> Your assignment
When you retype the records that follow, keep each word as it is and drop any pictures.

> Data extract
════

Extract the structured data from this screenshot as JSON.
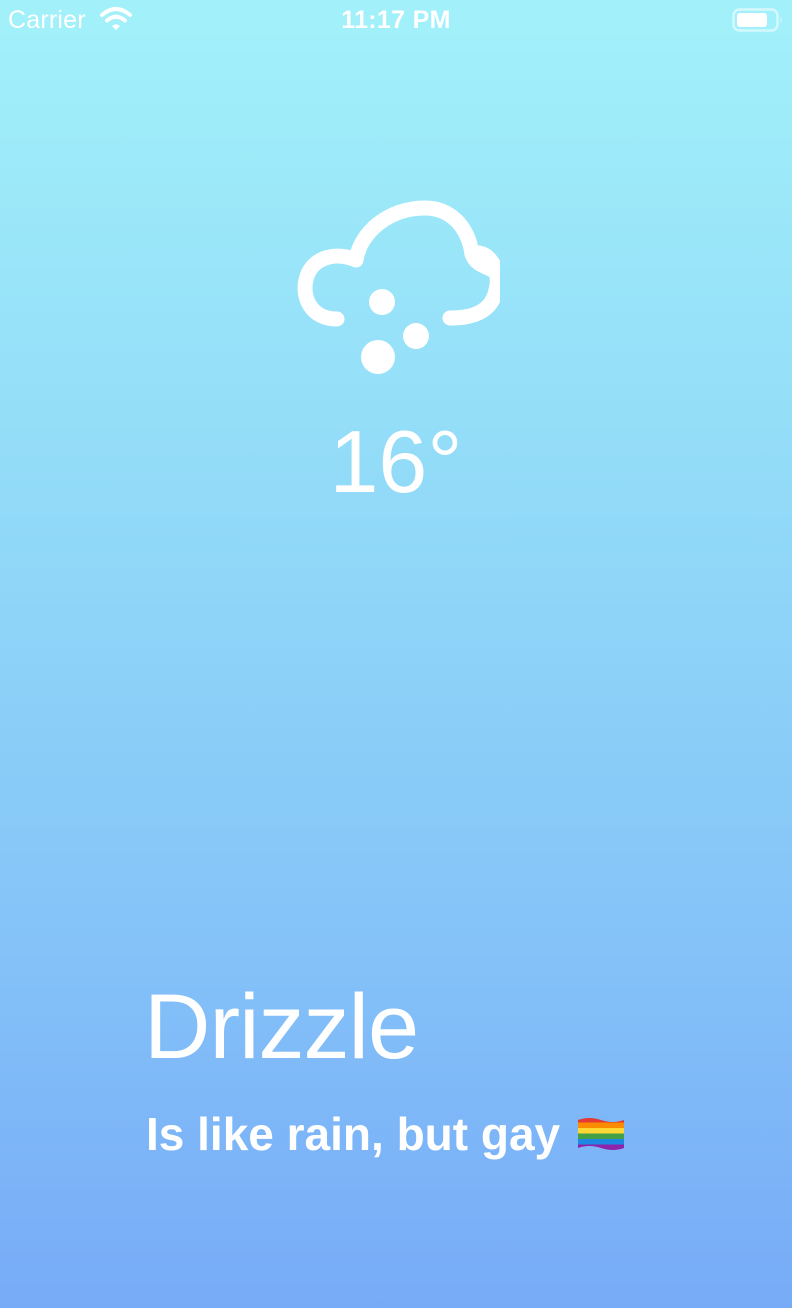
{
  "status_bar": {
    "carrier": "Carrier",
    "time": "11:17 PM",
    "icons": [
      "wifi-icon",
      "battery-icon"
    ]
  },
  "weather": {
    "icon": "drizzle-cloud-icon",
    "temperature": "16°",
    "condition": "Drizzle",
    "description": "Is like rain, but gay",
    "description_emoji_icon": "rainbow-flag-icon"
  },
  "colors": {
    "gradient_top": "#a2f1fa",
    "gradient_bottom": "#77abf7",
    "text": "#ffffff"
  }
}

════

> Completed exercise
Extract the structured data from this screenshot as JSON.
{
  "status_bar": {
    "carrier": "Carrier",
    "time": "11:17 PM",
    "icons": [
      "wifi-icon",
      "battery-icon"
    ]
  },
  "weather": {
    "icon": "drizzle-cloud-icon",
    "temperature": "16°",
    "condition": "Drizzle",
    "description": "Is like rain, but gay",
    "description_emoji_icon": "rainbow-flag-icon"
  },
  "colors": {
    "gradient_top": "#a2f1fa",
    "gradient_bottom": "#77abf7",
    "text": "#ffffff"
  }
}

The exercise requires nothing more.